On Behalf of | Mar 11, 2024 | Family Law

During a divorce, if parents cannot agree on a custody arrangement themselves, the court may have to rule regarding child custody rights. This could include physical custody – or parenting time – and it could also include legal custody, which revolves around parents making key decisions for their children. 

Both types of custody can be divided by the court, and they do not have to be divided the same way. For instance, one parent could be given visitation options but no decision-making power. 

To divide these parental rights and set up a long-term parenting plan, the court will try to look at what would be in the child’s best interests. The child’s future has to come first. So how does the court make this determination?

Considering multiple factors

There are many different factors that the court is going to look at before issuing an order, a few of which include the following:

  • The child’s own wishes 
  • The parental roles during the marriage, such as who was the main breadwinner and who was the main caretaker
  • If the child has any health concerns or special needs 
  • The parents’ physical and mental health, as it relates to their ability to care for the child
  • Where each parent lives and what their living situation looks like 
  • Where the child goes to school 
  • What social groups the child is part of, such as sports teams or academic groups

Essentially, the court is just trying to make decisions that will provide some stability for the child, while – in most cases – maintaining a relationship with both parents.
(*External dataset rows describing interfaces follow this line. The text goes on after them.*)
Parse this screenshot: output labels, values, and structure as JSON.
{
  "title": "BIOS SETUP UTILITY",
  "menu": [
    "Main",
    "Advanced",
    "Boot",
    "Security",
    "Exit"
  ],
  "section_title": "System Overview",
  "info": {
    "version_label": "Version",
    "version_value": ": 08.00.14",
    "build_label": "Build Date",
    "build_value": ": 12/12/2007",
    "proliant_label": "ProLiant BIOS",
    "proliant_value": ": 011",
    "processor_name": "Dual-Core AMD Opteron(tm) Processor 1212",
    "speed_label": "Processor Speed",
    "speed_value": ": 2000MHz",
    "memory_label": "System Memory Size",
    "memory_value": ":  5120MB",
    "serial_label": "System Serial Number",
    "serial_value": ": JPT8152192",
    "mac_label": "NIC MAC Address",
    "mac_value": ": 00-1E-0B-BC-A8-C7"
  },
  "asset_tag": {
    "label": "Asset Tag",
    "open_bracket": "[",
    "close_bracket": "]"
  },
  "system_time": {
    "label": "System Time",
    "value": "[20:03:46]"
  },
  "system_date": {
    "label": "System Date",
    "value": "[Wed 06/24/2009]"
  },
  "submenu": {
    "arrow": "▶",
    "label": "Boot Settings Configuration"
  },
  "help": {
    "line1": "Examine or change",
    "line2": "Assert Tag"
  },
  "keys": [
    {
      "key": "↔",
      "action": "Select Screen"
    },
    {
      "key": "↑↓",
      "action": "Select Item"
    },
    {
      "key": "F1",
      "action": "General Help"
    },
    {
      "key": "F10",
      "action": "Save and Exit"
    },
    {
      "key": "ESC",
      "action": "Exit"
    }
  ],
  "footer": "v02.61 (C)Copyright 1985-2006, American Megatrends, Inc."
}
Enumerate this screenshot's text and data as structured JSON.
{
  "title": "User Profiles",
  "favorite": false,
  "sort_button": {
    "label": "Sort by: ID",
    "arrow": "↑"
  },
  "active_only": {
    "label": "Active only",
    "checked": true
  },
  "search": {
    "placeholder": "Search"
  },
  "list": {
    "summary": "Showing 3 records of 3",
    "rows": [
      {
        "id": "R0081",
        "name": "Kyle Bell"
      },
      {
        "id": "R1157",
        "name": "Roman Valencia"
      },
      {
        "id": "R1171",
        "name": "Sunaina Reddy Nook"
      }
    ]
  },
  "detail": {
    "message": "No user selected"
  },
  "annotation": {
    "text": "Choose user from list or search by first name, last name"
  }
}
This can be a complicated process, so be sure you understand all of your legal options if you’re going through it.